Task prompt> Lines with the word "Google" are the ones wanted. Copy each of them from the entries below.

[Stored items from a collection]
========================================================================

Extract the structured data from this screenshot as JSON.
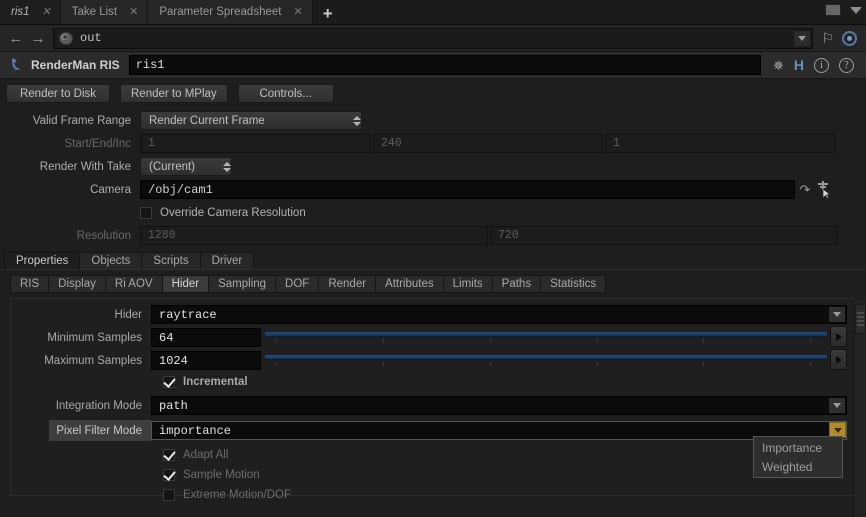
{
  "window_tabs": [
    {
      "label": "ris1",
      "active": true,
      "closable": true
    },
    {
      "label": "Take List",
      "active": false,
      "closable": true
    },
    {
      "label": "Parameter Spreadsheet",
      "active": false,
      "closable": true
    }
  ],
  "window_controls": {
    "add_tab": "+",
    "maximize": "maximize-box",
    "menu": "panel-menu"
  },
  "path_bar": {
    "back": "←",
    "forward": "→",
    "path": "out",
    "node_icon": "network-node-icon",
    "pin": "pin-icon",
    "target": "target-icon"
  },
  "node_header": {
    "type_label": "RenderMan RIS",
    "node_name": "ris1",
    "icons": [
      "gear-icon",
      "houdini-h-icon",
      "info-icon",
      "help-icon"
    ]
  },
  "buttons": {
    "render_to_disk": "Render to Disk",
    "render_to_mplay": "Render to MPlay",
    "controls": "Controls..."
  },
  "top_params": {
    "valid_frame_range": {
      "label": "Valid Frame Range",
      "value": "Render Current Frame"
    },
    "start_end_inc": {
      "label": "Start/End/Inc",
      "start": "1",
      "end": "240",
      "inc": "1"
    },
    "render_with_take": {
      "label": "Render With Take",
      "value": "(Current)"
    },
    "camera": {
      "label": "Camera",
      "value": "/obj/cam1"
    },
    "override_camera_resolution": {
      "label": "Override Camera Resolution",
      "checked": false
    },
    "resolution": {
      "label": "Resolution",
      "width": "1280",
      "height": "720"
    }
  },
  "primary_tabs": [
    {
      "label": "Properties",
      "active": true
    },
    {
      "label": "Objects",
      "active": false
    },
    {
      "label": "Scripts",
      "active": false
    },
    {
      "label": "Driver",
      "active": false
    }
  ],
  "secondary_tabs": [
    {
      "label": "RIS",
      "active": false
    },
    {
      "label": "Display",
      "active": false
    },
    {
      "label": "Ri AOV",
      "active": false
    },
    {
      "label": "Hider",
      "active": true
    },
    {
      "label": "Sampling",
      "active": false
    },
    {
      "label": "DOF",
      "active": false
    },
    {
      "label": "Render",
      "active": false
    },
    {
      "label": "Attributes",
      "active": false
    },
    {
      "label": "Limits",
      "active": false
    },
    {
      "label": "Paths",
      "active": false
    },
    {
      "label": "Statistics",
      "active": false
    }
  ],
  "hider": {
    "hider": {
      "label": "Hider",
      "value": "raytrace"
    },
    "minimum_samples": {
      "label": "Minimum Samples",
      "value": "64"
    },
    "maximum_samples": {
      "label": "Maximum Samples",
      "value": "1024"
    },
    "incremental": {
      "label": "Incremental",
      "checked": true
    },
    "integration_mode": {
      "label": "Integration Mode",
      "value": "path"
    },
    "pixel_filter_mode": {
      "label": "Pixel Filter Mode",
      "value": "importance"
    },
    "adapt_all": {
      "label": "Adapt All",
      "checked": true
    },
    "sample_motion": {
      "label": "Sample Motion",
      "checked": true
    },
    "extreme_motion_dof": {
      "label": "Extreme Motion/DOF",
      "checked": false
    }
  },
  "dropdown_menu": {
    "open": true,
    "items": [
      {
        "label": "Importance"
      },
      {
        "label": "Weighted"
      }
    ]
  },
  "colors": {
    "accent_gold": "#b08a2e",
    "slider_blue": "#1b4a78",
    "bg": "#1e1e1e",
    "field_bg": "#0b0b0b"
  }
}
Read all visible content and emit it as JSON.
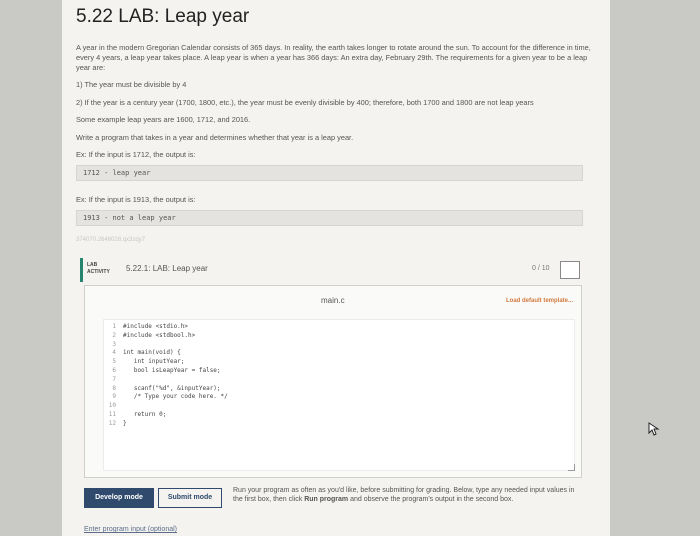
{
  "title": "5.22 LAB: Leap year",
  "intro": "A year in the modern Gregorian Calendar consists of 365 days. In reality, the earth takes longer to rotate around the sun. To account for the difference in time, every 4 years, a leap year takes place. A leap year is when a year has 366 days: An extra day, February 29th. The requirements for a given year to be a leap year are:",
  "rule1": "1) The year must be divisible by 4",
  "rule2": "2) If the year is a century year (1700, 1800, etc.), the year must be evenly divisible by 400; therefore, both 1700 and 1800 are not leap years",
  "examples": "Some example leap years are 1600, 1712, and 2016.",
  "task": "Write a program that takes in a year and determines whether that year is a leap year.",
  "ex1_label": "Ex: If the input is 1712, the output is:",
  "ex1_output": "1712 - leap year",
  "ex2_label": "Ex: If the input is 1913, the output is:",
  "ex2_output": "1913 - not a leap year",
  "faint_text": "374070.2646028.qx3zqy7",
  "lab": {
    "badge_line1": "LAB",
    "badge_line2": "ACTIVITY",
    "name": "5.22.1: LAB: Leap year",
    "score": "0 / 10"
  },
  "editor": {
    "file_name": "main.c",
    "load_template": "Load default template...",
    "line_numbers": "1\n2\n3\n4\n5\n6\n7\n8\n9\n10\n11\n12",
    "code": "#include <stdio.h>\n#include <stdbool.h>\n\nint main(void) {\n   int inputYear;\n   bool isLeapYear = false;\n\n   scanf(\"%d\", &inputYear);\n   /* Type your code here. */\n\n   return 0;\n}"
  },
  "buttons": {
    "develop": "Develop mode",
    "submit": "Submit mode"
  },
  "run_text_1": "Run your program as often as you'd like, before submitting for grading. Below, type any needed input values in the first box, then click ",
  "run_text_bold": "Run program",
  "run_text_2": " and observe the program's output in the second box.",
  "input_label": "Enter program input (optional)"
}
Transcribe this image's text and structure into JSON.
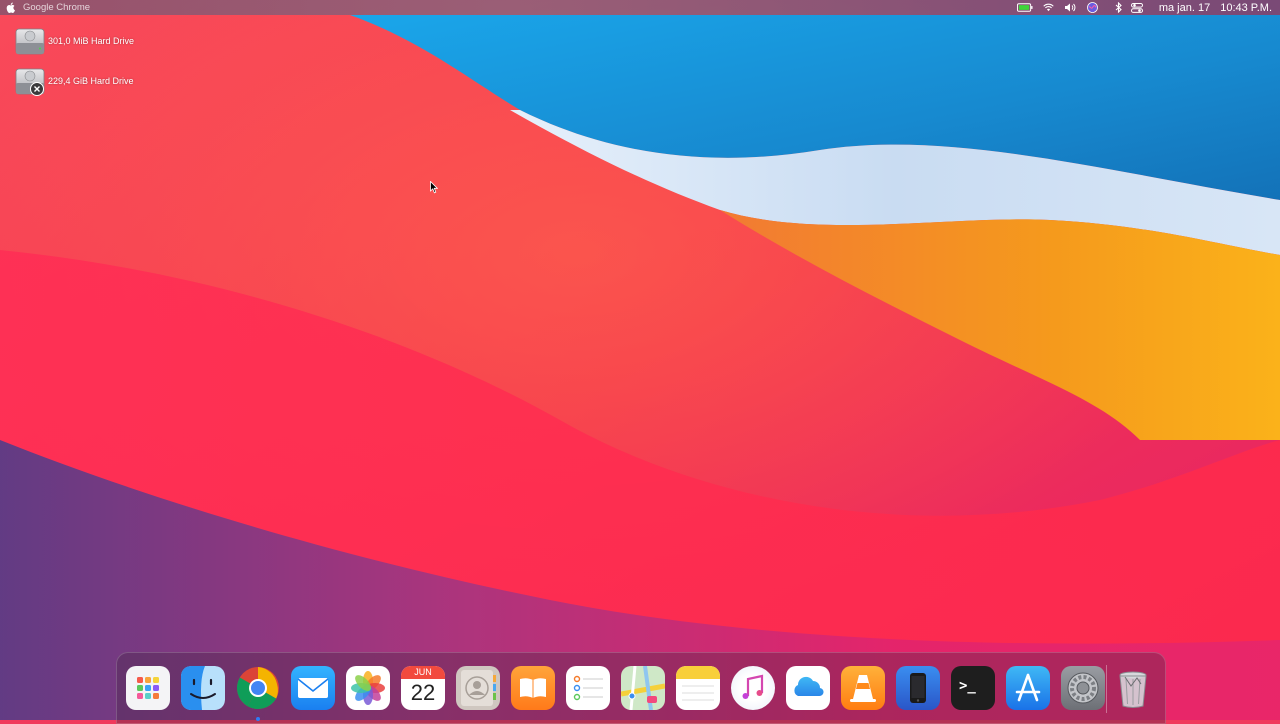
{
  "menubar": {
    "active_app": "Google Chrome",
    "date": "ma jan. 17",
    "time": "10:43 P.M.",
    "tray_icons": [
      "battery-icon",
      "wifi-icon",
      "volume-icon",
      "siri-icon",
      "bluetooth-icon",
      "control-center-icon"
    ]
  },
  "desktop": {
    "items": [
      {
        "label": "301,0 MiB Hard Drive",
        "icon": "hard-drive-icon"
      },
      {
        "label": "229,4 GiB Hard Drive",
        "icon": "hard-drive-eject-icon"
      }
    ]
  },
  "dock": {
    "calendar": {
      "month": "JUN",
      "day": "22"
    },
    "terminal_glyph": ">_",
    "apps": [
      "Launchpad",
      "Finder",
      "Google Chrome",
      "Mail",
      "Photos",
      "Calendar",
      "Contacts",
      "Books",
      "Reminders",
      "Maps",
      "Notes",
      "iTunes",
      "iCloud",
      "VLC",
      "Simulator",
      "Terminal",
      "App Store",
      "System Preferences",
      "Trash"
    ],
    "running": [
      "Google Chrome"
    ]
  },
  "colors": {
    "menubar_text": "#ffffff",
    "running_indicator": "#2d7cf6"
  }
}
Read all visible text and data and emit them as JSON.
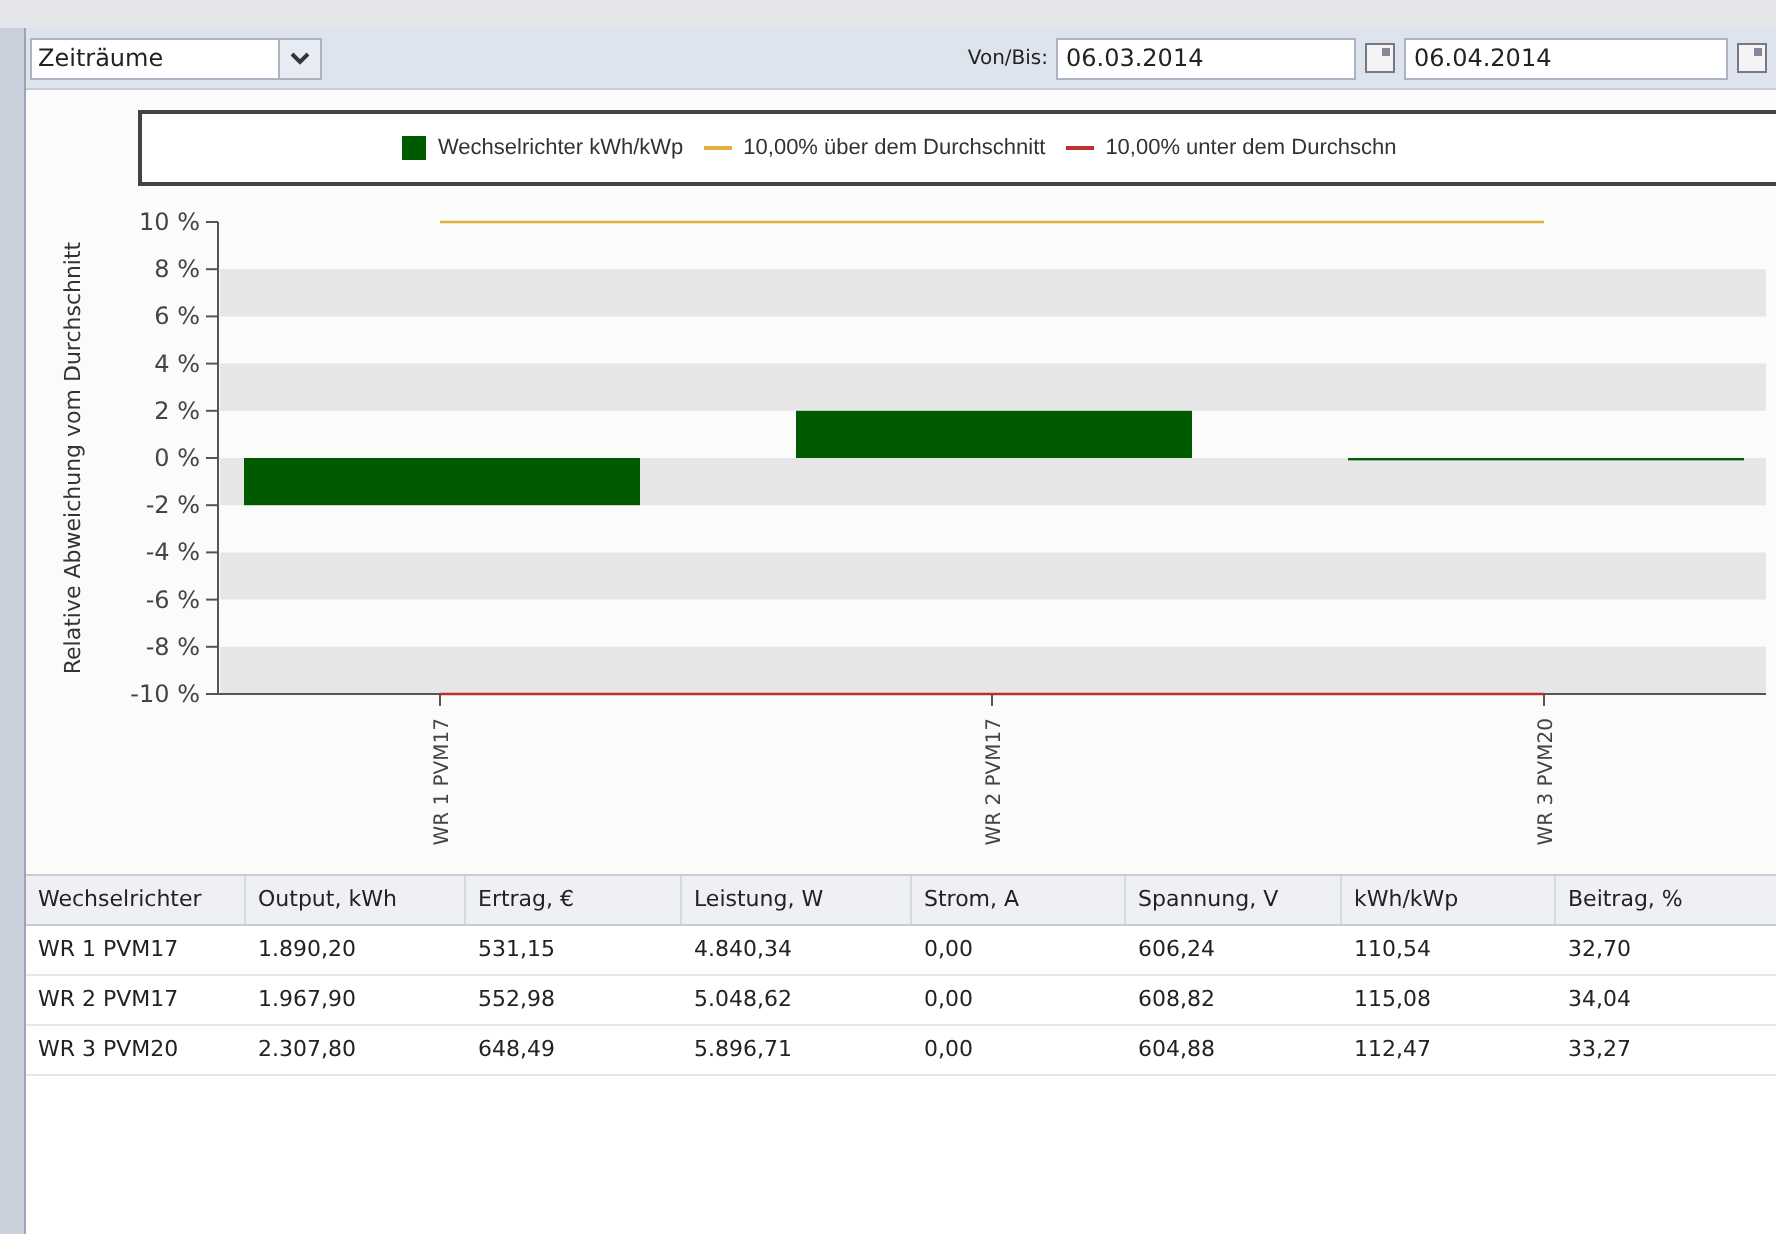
{
  "toolbar": {
    "period": {
      "value": "Zeiträume"
    },
    "range_label": "Von/Bis:",
    "from": {
      "value": "06.03.2014"
    },
    "to": {
      "value": "06.04.2014"
    }
  },
  "chart": {
    "chart_data": {
      "type": "bar",
      "ylabel": "Relative Abweichung vom Durchschnitt",
      "categories": [
        "WR 1 PVM17",
        "WR 2 PVM17",
        "WR 3 PVM20"
      ],
      "series": [
        {
          "name": "Wechselrichter kWh/kWp",
          "color": "#005a00",
          "values": [
            -2,
            2,
            -0.1
          ]
        },
        {
          "name": "10,00% über dem Durchschnitt",
          "type": "line",
          "color": "#e0b040",
          "values": [
            10,
            10,
            10
          ]
        },
        {
          "name": "10,00% unter dem Durchschn",
          "type": "line",
          "color": "#c03030",
          "values": [
            -10,
            -10,
            -10
          ]
        }
      ],
      "legend": "top",
      "ylim": [
        -10,
        10
      ],
      "yticks": [
        {
          "value": 10,
          "label": "10 %"
        },
        {
          "value": 8,
          "label": "8 %"
        },
        {
          "value": 6,
          "label": "6 %"
        },
        {
          "value": 4,
          "label": "4 %"
        },
        {
          "value": 2,
          "label": "2 %"
        },
        {
          "value": 0,
          "label": "0 %"
        },
        {
          "value": -2,
          "label": "-2 %"
        },
        {
          "value": -4,
          "label": "-4 %"
        },
        {
          "value": -6,
          "label": "-6 %"
        },
        {
          "value": -8,
          "label": "-8 %"
        },
        {
          "value": -10,
          "label": "-10 %"
        }
      ]
    }
  },
  "table": {
    "columns": [
      "Wechselrichter",
      "Output, kWh",
      "Ertrag, €",
      "Leistung, W",
      "Strom, A",
      "Spannung, V",
      "kWh/kWp",
      "Beitrag, %"
    ],
    "rows": [
      [
        "WR 1 PVM17",
        "1.890,20",
        "531,15",
        "4.840,34",
        "0,00",
        "606,24",
        "110,54",
        "32,70"
      ],
      [
        "WR 2 PVM17",
        "1.967,90",
        "552,98",
        "5.048,62",
        "0,00",
        "608,82",
        "115,08",
        "34,04"
      ],
      [
        "WR 3 PVM20",
        "2.307,80",
        "648,49",
        "5.896,71",
        "0,00",
        "604,88",
        "112,47",
        "33,27"
      ]
    ]
  }
}
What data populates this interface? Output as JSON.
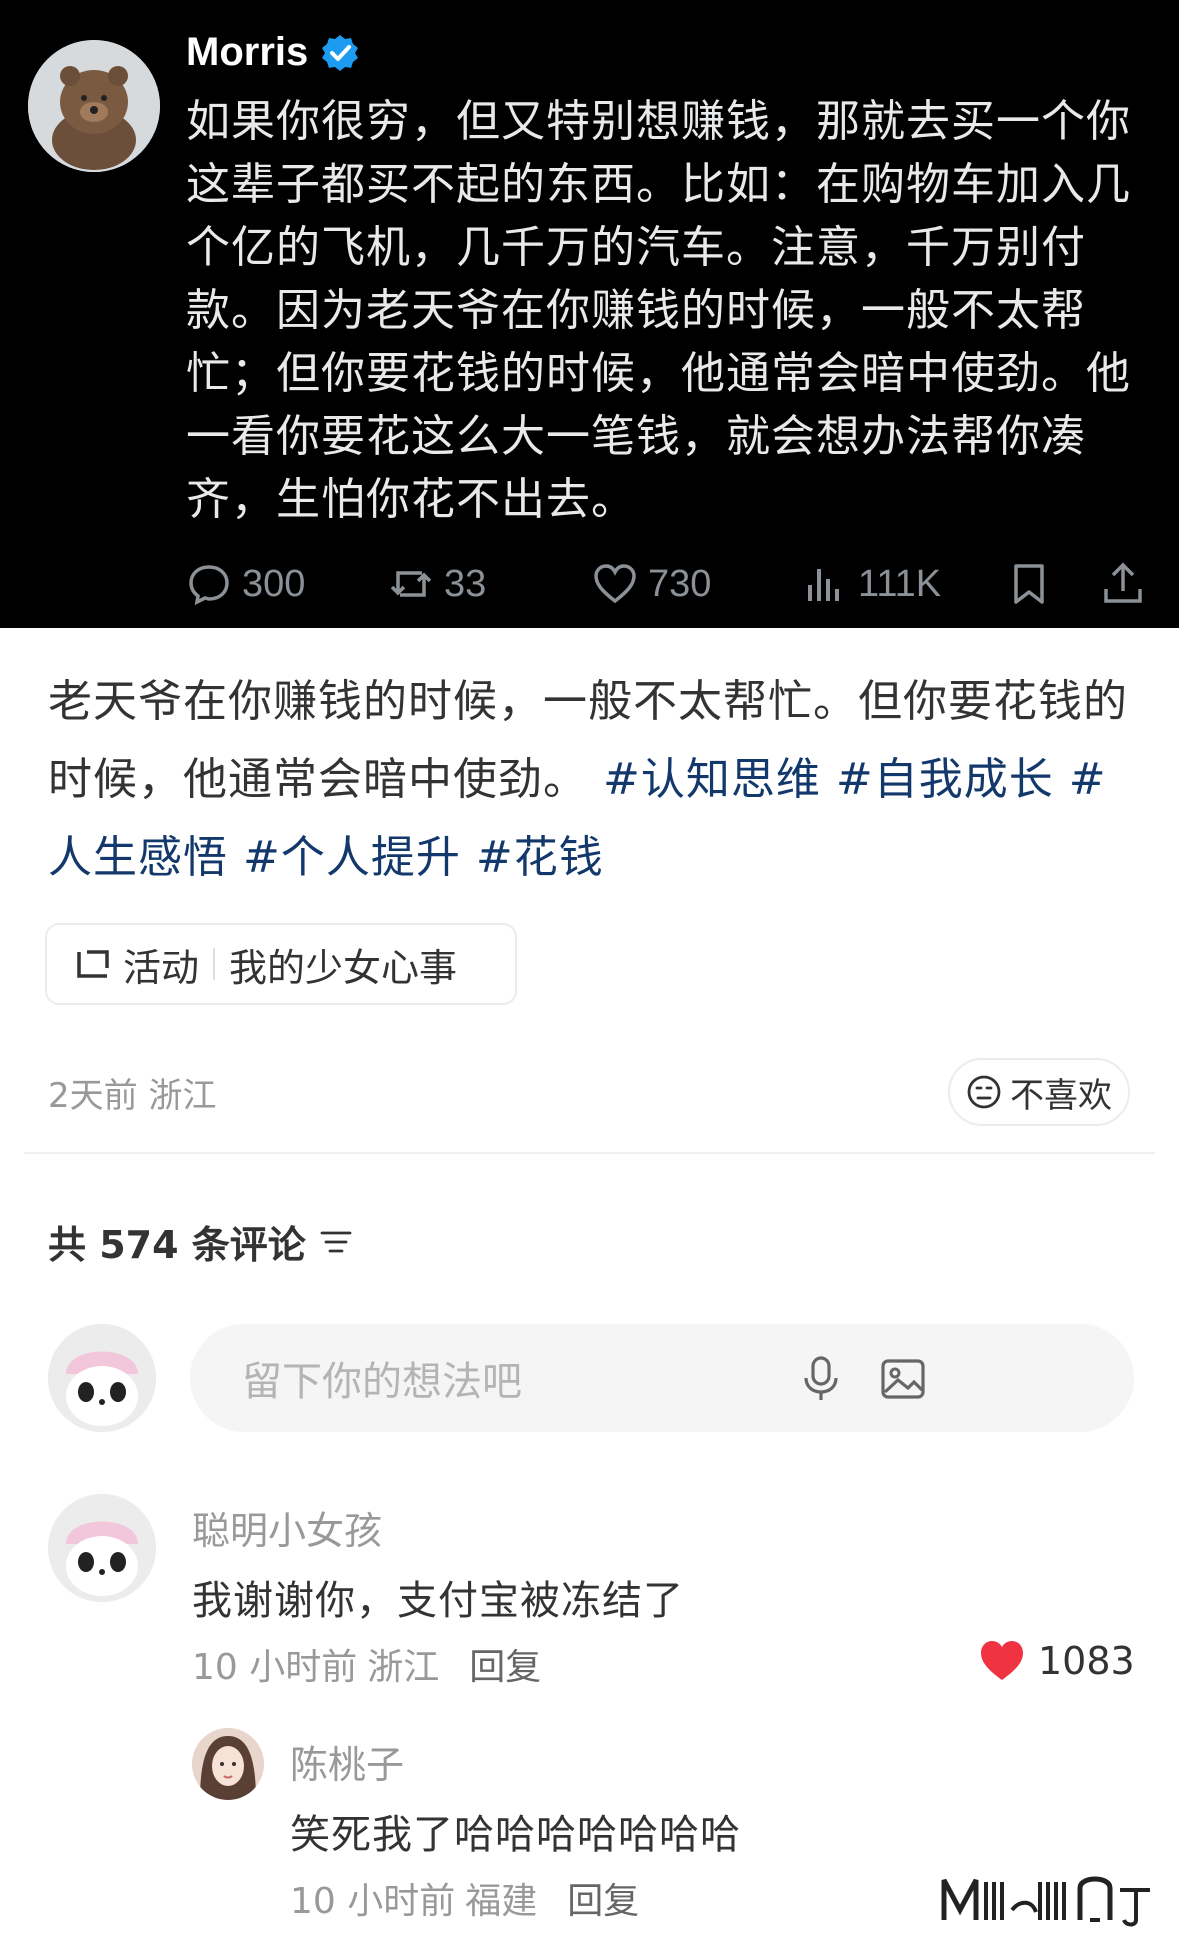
{
  "tweet": {
    "author": "Morris",
    "text": "如果你很穷，但又特别想赚钱，那就去买一个你这辈子都买不起的东西。比如：在购物车加入几个亿的飞机，几千万的汽车。注意，千万别付款。因为老天爷在你赚钱的时候，一般不太帮忙；但你要花钱的时候，他通常会暗中使劲。他一看你要花这么大一笔钱，就会想办法帮你凑齐，生怕你花不出去。",
    "stats": {
      "replies": "300",
      "retweets": "33",
      "likes": "730",
      "views": "111K"
    }
  },
  "post": {
    "text_before_tags": "老天爷在你赚钱的时候，一般不太帮忙。但你要花钱的时候，他通常会暗中使劲。",
    "hashtags": [
      "#认知思维",
      "#自我成长",
      "#人生感悟",
      "#个人提升",
      "#花钱"
    ],
    "activity_label": "活动",
    "activity_name": "我的少女心事",
    "meta": "2天前 浙江",
    "dislike_label": "不喜欢"
  },
  "comments_section": {
    "count_label": "共 574 条评论",
    "input_placeholder": "留下你的想法吧"
  },
  "comments": [
    {
      "user": "聪明小女孩",
      "text": "我谢谢你，支付宝被冻结了",
      "time": "10 小时前",
      "location": "浙江",
      "reply_label": "回复",
      "likes": "1083"
    }
  ],
  "replies": [
    {
      "user": "陈桃子",
      "text": "笑死我了哈哈哈哈哈哈哈",
      "time": "10 小时前",
      "location": "福建",
      "reply_label": "回复"
    }
  ],
  "colors": {
    "hashtag": "#13386c",
    "verified": "#1d9bf0",
    "like_heart": "#ef3340"
  }
}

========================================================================

Answer to the problem>
    "active_app": "Google Chrome",
      "Google Chrome",
      "Google Chrome"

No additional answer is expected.